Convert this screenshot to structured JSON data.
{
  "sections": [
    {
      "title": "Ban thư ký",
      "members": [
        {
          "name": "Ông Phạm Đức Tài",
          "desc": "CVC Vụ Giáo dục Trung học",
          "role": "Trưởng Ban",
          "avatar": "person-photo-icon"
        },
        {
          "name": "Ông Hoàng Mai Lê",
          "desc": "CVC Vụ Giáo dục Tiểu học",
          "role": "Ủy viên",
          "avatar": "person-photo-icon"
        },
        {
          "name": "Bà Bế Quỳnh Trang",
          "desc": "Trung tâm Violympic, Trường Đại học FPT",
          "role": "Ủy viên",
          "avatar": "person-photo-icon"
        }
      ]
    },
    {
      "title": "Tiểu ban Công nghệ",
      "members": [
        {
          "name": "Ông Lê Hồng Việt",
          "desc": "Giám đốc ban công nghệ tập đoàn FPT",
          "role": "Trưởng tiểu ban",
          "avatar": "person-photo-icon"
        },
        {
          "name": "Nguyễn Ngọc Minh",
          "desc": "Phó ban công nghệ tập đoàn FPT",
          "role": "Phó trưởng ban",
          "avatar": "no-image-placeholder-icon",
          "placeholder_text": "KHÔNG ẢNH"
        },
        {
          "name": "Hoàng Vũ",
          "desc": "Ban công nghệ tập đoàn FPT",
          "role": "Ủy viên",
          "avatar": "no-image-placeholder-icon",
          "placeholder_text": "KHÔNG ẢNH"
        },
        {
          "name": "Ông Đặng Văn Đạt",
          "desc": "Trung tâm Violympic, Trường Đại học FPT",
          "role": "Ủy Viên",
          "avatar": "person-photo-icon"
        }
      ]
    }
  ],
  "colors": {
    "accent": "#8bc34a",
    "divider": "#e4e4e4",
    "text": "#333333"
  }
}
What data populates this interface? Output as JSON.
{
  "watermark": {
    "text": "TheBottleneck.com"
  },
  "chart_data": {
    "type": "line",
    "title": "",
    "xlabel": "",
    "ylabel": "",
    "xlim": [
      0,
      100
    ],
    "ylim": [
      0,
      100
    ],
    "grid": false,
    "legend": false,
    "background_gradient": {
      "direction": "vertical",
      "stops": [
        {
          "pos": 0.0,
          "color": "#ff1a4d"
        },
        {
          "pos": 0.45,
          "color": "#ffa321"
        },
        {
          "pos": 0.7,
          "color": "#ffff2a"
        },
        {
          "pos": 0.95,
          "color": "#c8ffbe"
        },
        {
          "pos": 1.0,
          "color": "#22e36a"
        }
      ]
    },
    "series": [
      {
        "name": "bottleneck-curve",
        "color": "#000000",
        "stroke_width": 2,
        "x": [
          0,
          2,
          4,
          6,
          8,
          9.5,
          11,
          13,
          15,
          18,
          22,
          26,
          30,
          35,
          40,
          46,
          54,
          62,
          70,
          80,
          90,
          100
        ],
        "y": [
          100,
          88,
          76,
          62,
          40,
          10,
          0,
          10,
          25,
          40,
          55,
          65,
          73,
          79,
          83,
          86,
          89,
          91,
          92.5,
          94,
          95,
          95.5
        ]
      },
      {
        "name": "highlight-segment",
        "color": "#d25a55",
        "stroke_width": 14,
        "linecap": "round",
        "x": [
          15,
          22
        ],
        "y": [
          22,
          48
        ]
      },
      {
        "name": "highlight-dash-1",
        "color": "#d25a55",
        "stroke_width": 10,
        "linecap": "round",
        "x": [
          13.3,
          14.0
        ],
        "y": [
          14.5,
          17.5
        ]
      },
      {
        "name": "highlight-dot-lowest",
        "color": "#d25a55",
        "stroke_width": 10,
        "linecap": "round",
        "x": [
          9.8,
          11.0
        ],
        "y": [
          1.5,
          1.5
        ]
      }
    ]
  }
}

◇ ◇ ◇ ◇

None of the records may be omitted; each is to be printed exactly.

RESPONSE TO THIS EXERCISE
Convert this screenshot to structured JSON data.
{
  "sections": [
    {
      "title": "Ban thư ký",
      "members": [
        {
          "name": "Ông Phạm Đức Tài",
          "desc": "CVC Vụ Giáo dục Trung học",
          "role": "Trưởng Ban",
          "avatar": "person-photo-icon"
        },
        {
          "name": "Ông Hoàng Mai Lê",
          "desc": "CVC Vụ Giáo dục Tiểu học",
          "role": "Ủy viên",
          "avatar": "person-photo-icon"
        },
        {
          "name": "Bà Bế Quỳnh Trang",
          "desc": "Trung tâm Violympic, Trường Đại học FPT",
          "role": "Ủy viên",
          "avatar": "person-photo-icon"
        }
      ]
    },
    {
      "title": "Tiểu ban Công nghệ",
      "members": [
        {
          "name": "Ông Lê Hồng Việt",
          "desc": "Giám đốc ban công nghệ tập đoàn FPT",
          "role": "Trưởng tiểu ban",
          "avatar": "person-photo-icon"
        },
        {
          "name": "Nguyễn Ngọc Minh",
          "desc": "Phó ban công nghệ tập đoàn FPT",
          "role": "Phó trưởng ban",
          "avatar": "no-image-placeholder-icon",
          "placeholder_text": "KHÔNG ẢNH"
        },
        {
          "name": "Hoàng Vũ",
          "desc": "Ban công nghệ tập đoàn FPT",
          "role": "Ủy viên",
          "avatar": "no-image-placeholder-icon",
          "placeholder_text": "KHÔNG ẢNH"
        },
        {
          "name": "Ông Đặng Văn Đạt",
          "desc": "Trung tâm Violympic, Trường Đại học FPT",
          "role": "Ủy Viên",
          "avatar": "person-photo-icon"
        }
      ]
    }
  ],
  "colors": {
    "accent": "#8bc34a",
    "divider": "#e4e4e4",
    "text": "#333333"
  }
}
What data populates this interface? Output as JSON.
{
  "watermark": {
    "text": "TheBottleneck.com"
  },
  "chart_data": {
    "type": "line",
    "title": "",
    "xlabel": "",
    "ylabel": "",
    "xlim": [
      0,
      100
    ],
    "ylim": [
      0,
      100
    ],
    "grid": false,
    "legend": false,
    "background_gradient": {
      "direction": "vertical",
      "stops": [
        {
          "pos": 0.0,
          "color": "#ff1a4d"
        },
        {
          "pos": 0.45,
          "color": "#ffa321"
        },
        {
          "pos": 0.7,
          "color": "#ffff2a"
        },
        {
          "pos": 0.95,
          "color": "#c8ffbe"
        },
        {
          "pos": 1.0,
          "color": "#22e36a"
        }
      ]
    },
    "series": [
      {
        "name": "bottleneck-curve",
        "color": "#000000",
        "stroke_width": 2,
        "x": [
          0,
          2,
          4,
          6,
          8,
          9.5,
          11,
          13,
          15,
          18,
          22,
          26,
          30,
          35,
          40,
          46,
          54,
          62,
          70,
          80,
          90,
          100
        ],
        "y": [
          100,
          88,
          76,
          62,
          40,
          10,
          0,
          10,
          25,
          40,
          55,
          65,
          73,
          79,
          83,
          86,
          89,
          91,
          92.5,
          94,
          95,
          95.5
        ]
      },
      {
        "name": "highlight-segment",
        "color": "#d25a55",
        "stroke_width": 14,
        "linecap": "round",
        "x": [
          15,
          22
        ],
        "y": [
          22,
          48
        ]
      },
      {
        "name": "highlight-dash-1",
        "color": "#d25a55",
        "stroke_width": 10,
        "linecap": "round",
        "x": [
          13.3,
          14.0
        ],
        "y": [
          14.5,
          17.5
        ]
      },
      {
        "name": "highlight-dot-lowest",
        "color": "#d25a55",
        "stroke_width": 10,
        "linecap": "round",
        "x": [
          9.8,
          11.0
        ],
        "y": [
          1.5,
          1.5
        ]
      }
    ]
  }
}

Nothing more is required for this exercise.